Case law reflects that the unauthorized production of privileged materials by an ex-employee or by an employee without the authority to waive the privilege for the taxpayer should not be viewed as a waiver of the privilege. The problem is that taxpayers may not know that privileged materials have been provided to the IRS without the IRS’s consent and therefore would not be able to take steps to assert the privilege and request the return of such documents from the IRS. Taxpayers may want to make a request to the IRS at the beginning of an audit to provide it with a list of all materials received by third-parties so that the taxpayer can assess whether any privileged documents have been provided to the IRS without the taxpayer’s consent. If the IRS does not provide the list or refuses to acknowledge the taxpayer’s request, the taxpayer may have at least preserved its right to later assert privilege if it turns out privileged materials were provided to the IRS without the taxpayer’s consent.

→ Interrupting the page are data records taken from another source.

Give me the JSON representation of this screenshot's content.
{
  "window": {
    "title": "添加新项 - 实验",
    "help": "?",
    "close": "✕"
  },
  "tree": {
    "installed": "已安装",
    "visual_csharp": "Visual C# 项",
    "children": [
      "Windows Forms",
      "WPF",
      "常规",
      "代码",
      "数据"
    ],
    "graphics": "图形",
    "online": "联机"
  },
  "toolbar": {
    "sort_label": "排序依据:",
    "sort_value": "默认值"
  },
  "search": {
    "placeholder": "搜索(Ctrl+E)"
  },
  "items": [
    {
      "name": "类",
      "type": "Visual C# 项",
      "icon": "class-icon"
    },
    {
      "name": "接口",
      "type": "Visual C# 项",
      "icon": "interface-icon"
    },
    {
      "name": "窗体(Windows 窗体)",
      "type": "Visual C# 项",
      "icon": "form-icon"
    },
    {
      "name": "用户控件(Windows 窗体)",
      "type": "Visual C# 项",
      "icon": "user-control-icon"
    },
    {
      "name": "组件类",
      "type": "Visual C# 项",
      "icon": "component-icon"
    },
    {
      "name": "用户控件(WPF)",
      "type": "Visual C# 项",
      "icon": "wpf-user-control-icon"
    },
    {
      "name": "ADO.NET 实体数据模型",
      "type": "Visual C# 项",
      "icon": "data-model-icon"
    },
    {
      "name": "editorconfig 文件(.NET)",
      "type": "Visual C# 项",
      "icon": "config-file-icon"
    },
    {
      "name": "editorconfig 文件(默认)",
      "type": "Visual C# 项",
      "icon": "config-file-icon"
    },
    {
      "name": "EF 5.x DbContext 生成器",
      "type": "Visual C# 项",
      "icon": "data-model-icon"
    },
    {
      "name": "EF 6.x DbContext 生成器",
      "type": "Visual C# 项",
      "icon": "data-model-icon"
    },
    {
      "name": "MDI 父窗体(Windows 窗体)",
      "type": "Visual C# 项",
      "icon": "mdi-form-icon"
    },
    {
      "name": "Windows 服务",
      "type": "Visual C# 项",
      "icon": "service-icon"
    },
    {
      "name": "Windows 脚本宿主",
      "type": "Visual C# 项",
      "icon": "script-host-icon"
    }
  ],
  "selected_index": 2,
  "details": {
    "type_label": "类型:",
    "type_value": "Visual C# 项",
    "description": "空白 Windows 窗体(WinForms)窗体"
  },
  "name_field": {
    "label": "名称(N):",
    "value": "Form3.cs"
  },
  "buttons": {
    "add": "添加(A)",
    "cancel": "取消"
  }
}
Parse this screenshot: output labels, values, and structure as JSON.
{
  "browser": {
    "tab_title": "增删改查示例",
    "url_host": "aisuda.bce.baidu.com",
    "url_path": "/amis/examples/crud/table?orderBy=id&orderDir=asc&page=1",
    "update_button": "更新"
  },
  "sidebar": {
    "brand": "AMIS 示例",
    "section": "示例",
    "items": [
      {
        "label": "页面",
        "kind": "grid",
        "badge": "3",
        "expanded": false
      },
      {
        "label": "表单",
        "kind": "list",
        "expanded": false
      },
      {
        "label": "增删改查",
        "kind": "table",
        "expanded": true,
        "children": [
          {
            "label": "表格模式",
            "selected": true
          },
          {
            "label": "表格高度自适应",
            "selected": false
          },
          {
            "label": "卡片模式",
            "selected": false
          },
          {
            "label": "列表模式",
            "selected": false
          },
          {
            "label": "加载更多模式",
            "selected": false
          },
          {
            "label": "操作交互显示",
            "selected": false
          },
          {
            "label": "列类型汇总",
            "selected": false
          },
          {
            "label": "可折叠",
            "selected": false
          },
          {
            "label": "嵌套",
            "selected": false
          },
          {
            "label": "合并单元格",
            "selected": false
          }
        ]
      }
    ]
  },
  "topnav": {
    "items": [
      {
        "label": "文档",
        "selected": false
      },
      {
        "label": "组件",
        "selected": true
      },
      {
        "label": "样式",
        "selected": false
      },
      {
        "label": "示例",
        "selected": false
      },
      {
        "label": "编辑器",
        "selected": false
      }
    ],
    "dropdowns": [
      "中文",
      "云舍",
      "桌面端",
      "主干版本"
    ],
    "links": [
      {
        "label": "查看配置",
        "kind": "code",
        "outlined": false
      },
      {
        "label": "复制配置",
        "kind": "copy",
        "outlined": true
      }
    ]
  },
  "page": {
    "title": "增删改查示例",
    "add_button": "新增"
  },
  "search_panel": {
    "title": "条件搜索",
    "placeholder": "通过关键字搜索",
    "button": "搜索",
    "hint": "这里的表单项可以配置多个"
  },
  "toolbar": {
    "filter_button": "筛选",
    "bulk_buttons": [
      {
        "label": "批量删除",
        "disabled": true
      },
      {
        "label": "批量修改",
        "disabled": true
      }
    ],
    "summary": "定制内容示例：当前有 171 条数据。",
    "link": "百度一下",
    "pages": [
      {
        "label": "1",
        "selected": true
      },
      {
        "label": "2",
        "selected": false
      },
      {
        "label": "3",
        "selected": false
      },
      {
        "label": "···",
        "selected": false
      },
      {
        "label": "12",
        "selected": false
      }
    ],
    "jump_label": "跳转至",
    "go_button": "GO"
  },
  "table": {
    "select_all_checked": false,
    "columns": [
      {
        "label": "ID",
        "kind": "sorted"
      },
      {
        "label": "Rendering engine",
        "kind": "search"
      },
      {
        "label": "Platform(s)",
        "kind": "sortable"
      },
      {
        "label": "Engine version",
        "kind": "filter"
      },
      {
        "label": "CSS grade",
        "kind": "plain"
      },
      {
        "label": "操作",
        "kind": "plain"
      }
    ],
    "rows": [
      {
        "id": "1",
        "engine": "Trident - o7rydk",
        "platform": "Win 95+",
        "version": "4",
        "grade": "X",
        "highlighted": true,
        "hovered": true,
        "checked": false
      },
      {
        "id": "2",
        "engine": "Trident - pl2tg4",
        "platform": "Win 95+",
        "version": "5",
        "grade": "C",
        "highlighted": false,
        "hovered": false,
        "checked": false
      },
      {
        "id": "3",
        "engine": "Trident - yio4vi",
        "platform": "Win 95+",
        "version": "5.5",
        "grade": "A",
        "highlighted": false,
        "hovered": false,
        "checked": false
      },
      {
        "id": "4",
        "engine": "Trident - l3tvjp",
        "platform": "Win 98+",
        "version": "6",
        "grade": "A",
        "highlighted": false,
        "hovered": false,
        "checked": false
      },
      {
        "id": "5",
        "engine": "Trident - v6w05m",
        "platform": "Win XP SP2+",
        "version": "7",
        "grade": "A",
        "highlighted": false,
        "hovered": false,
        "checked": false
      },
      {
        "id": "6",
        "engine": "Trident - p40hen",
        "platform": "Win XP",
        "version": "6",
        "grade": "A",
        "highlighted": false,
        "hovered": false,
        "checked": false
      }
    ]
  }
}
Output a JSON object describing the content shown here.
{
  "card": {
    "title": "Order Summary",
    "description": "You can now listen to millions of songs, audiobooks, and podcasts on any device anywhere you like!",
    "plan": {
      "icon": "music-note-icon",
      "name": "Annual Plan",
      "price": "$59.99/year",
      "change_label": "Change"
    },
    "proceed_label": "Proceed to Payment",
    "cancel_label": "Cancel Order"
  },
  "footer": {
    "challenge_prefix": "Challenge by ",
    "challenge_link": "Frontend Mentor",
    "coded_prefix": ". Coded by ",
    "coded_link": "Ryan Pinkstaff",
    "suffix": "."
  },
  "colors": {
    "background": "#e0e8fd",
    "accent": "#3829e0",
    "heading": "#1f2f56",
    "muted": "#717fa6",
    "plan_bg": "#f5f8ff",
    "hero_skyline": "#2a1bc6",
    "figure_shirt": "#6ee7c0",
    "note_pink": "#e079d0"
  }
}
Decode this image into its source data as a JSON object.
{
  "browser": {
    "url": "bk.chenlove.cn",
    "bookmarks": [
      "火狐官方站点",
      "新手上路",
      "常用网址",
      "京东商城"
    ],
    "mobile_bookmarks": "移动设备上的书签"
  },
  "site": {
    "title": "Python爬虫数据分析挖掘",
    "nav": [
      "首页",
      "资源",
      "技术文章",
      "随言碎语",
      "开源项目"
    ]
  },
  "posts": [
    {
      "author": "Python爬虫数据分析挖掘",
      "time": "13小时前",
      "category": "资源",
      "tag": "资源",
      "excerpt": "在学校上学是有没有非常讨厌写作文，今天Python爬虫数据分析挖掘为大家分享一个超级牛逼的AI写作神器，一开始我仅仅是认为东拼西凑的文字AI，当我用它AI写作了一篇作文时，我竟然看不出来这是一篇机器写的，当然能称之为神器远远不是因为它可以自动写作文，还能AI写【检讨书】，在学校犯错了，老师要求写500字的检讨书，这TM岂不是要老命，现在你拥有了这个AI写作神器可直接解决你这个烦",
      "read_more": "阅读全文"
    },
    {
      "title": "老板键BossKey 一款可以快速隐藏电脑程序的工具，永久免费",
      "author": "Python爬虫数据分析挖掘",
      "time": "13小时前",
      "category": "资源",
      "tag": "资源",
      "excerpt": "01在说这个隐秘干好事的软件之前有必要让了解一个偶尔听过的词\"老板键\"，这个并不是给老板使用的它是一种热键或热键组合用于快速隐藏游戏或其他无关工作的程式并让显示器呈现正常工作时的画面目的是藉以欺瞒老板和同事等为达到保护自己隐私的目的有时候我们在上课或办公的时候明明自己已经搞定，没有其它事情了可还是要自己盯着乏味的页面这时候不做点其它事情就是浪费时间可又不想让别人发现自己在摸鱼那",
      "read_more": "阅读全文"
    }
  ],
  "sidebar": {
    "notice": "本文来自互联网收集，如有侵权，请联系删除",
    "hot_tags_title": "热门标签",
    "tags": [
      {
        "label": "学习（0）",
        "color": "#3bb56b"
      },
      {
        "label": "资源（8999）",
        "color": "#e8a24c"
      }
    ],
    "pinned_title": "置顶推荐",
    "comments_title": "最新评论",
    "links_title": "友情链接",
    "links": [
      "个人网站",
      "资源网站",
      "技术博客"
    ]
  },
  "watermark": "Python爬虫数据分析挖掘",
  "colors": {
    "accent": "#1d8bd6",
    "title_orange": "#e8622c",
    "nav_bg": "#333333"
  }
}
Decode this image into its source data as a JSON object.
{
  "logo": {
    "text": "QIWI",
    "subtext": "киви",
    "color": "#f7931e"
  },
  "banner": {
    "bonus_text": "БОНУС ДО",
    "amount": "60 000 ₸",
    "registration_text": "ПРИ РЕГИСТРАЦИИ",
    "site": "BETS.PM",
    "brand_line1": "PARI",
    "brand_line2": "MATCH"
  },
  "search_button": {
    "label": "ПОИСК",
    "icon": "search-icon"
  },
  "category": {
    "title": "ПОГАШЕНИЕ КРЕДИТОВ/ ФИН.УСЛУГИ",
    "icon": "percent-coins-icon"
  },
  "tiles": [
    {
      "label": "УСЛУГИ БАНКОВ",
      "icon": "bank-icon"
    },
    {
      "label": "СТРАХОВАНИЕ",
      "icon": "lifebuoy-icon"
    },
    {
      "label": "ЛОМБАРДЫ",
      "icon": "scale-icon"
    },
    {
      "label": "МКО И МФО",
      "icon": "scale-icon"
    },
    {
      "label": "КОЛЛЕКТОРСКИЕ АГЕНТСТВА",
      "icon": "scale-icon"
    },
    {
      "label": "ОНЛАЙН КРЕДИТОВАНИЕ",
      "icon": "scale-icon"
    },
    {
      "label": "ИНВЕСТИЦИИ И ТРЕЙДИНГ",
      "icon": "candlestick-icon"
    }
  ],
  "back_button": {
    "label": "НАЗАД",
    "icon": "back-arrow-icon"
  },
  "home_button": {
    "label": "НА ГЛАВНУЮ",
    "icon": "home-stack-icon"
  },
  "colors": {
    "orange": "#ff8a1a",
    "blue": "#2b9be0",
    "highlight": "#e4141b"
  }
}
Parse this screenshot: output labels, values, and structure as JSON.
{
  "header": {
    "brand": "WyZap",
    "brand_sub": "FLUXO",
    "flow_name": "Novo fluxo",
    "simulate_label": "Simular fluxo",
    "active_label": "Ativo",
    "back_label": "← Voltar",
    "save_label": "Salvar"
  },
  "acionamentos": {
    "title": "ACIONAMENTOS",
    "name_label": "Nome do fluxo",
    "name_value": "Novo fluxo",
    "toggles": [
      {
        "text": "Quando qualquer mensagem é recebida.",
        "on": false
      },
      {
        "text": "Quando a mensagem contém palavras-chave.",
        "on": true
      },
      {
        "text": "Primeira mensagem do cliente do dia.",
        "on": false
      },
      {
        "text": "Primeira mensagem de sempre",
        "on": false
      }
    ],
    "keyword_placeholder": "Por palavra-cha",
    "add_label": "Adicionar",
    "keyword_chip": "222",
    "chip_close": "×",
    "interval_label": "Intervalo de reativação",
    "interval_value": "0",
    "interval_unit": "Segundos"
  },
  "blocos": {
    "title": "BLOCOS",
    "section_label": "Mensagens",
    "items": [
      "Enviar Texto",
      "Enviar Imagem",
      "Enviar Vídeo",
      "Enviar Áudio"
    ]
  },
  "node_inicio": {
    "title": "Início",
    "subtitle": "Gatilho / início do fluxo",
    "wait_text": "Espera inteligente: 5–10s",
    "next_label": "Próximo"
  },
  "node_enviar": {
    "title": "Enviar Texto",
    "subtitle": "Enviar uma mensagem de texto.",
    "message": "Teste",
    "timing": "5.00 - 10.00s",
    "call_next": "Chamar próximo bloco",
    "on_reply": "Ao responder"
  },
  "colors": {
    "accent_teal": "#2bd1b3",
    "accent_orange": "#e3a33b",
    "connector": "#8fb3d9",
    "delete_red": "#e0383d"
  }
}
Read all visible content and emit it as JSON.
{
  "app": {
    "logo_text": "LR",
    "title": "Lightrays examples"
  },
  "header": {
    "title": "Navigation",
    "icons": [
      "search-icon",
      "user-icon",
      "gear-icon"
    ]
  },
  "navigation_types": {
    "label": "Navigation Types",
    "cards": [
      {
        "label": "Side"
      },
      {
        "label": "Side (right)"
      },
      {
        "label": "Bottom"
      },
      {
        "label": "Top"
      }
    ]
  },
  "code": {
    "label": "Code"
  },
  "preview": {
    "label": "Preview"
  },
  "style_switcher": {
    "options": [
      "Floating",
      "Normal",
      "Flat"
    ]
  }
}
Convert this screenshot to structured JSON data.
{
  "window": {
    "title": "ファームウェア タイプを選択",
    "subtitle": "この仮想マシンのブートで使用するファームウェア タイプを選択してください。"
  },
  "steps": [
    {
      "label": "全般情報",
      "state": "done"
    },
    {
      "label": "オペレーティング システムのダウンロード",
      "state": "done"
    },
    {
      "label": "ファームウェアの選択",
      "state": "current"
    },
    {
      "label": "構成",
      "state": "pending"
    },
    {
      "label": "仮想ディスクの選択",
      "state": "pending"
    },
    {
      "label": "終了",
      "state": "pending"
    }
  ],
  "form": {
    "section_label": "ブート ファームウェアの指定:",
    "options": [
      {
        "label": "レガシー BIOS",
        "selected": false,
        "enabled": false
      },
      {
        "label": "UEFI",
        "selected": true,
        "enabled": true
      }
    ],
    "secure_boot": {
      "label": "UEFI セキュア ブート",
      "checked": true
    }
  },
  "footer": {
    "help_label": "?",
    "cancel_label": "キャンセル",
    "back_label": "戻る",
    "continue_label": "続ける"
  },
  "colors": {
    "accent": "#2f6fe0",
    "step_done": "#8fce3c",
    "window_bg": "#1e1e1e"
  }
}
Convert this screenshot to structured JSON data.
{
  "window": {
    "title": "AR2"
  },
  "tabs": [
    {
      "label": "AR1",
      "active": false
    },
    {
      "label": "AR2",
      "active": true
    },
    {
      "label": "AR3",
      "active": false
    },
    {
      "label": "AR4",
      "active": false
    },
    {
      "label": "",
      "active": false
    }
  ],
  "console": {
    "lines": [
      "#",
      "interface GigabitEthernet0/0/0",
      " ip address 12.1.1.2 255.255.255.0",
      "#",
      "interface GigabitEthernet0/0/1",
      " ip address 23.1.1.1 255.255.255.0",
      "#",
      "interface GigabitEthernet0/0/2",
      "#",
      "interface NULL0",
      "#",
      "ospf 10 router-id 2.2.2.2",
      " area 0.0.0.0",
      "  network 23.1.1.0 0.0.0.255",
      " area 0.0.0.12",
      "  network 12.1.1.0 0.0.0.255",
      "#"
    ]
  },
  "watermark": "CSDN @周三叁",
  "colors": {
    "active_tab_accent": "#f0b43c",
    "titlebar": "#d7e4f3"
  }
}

If an IRS attorney receives privileged documents and does not return them to the taxpayer, this raises potential ethical issues. Attorneys who receive privileged documents where it is clear that such documents are privileged and were not intended to be disclosed by the taxpayer or the privilege was intended to be waived, may have a duty to not examine those materials and instead return them to the taxpayer. The IRS’s recent comment about reviewing and redacting what it believes is privileged before sending to the examining agent appears at odds with this duty.

In fact, since at least 2009, the IRS has demonstrated a growing awareness of the privilege concerns raised by whistleblowers that stand in a privileged relationship to a taxpayer, even while the IRS’s current policies have not fully addressed the problem. In August 2015, the Internal Revenue Manual was amended to provide that the IRS generally must assume that any “current employee whistleblower has access to information that may be subject to a privilege that has not been affirmatively waived by the taxpayer.” I.R.M. 25.2.2.4.4. That same section of the Manual and periodic TIGTA reports on the IRS Whistleblower Office recognize that the IRS’s ability to use whistleblower information in subsequent proceedings could be severely limited—if not prohibited outright—if that information was obtained in violation of the taxpayer’s attorney-client privilege.

The better, and probably more appropriate approach, in situations where an ex-employee or whistleblower provides documents to the IRS that may be privileged is for the IRS to immediately notify the taxpayer and provide it with the opportunity to assert any applicable privileges. Allowing the IRS to review the documents first and make its own privilege determinations is fundamentally contrary to the way in which privilege determinations are made. Taxpayers and their advisors should be aware of the IRS’s recent comments and plan accordingly by taking affirmative steps to protect against the IRS reviewing privileged materials without the taxpayer’s consent.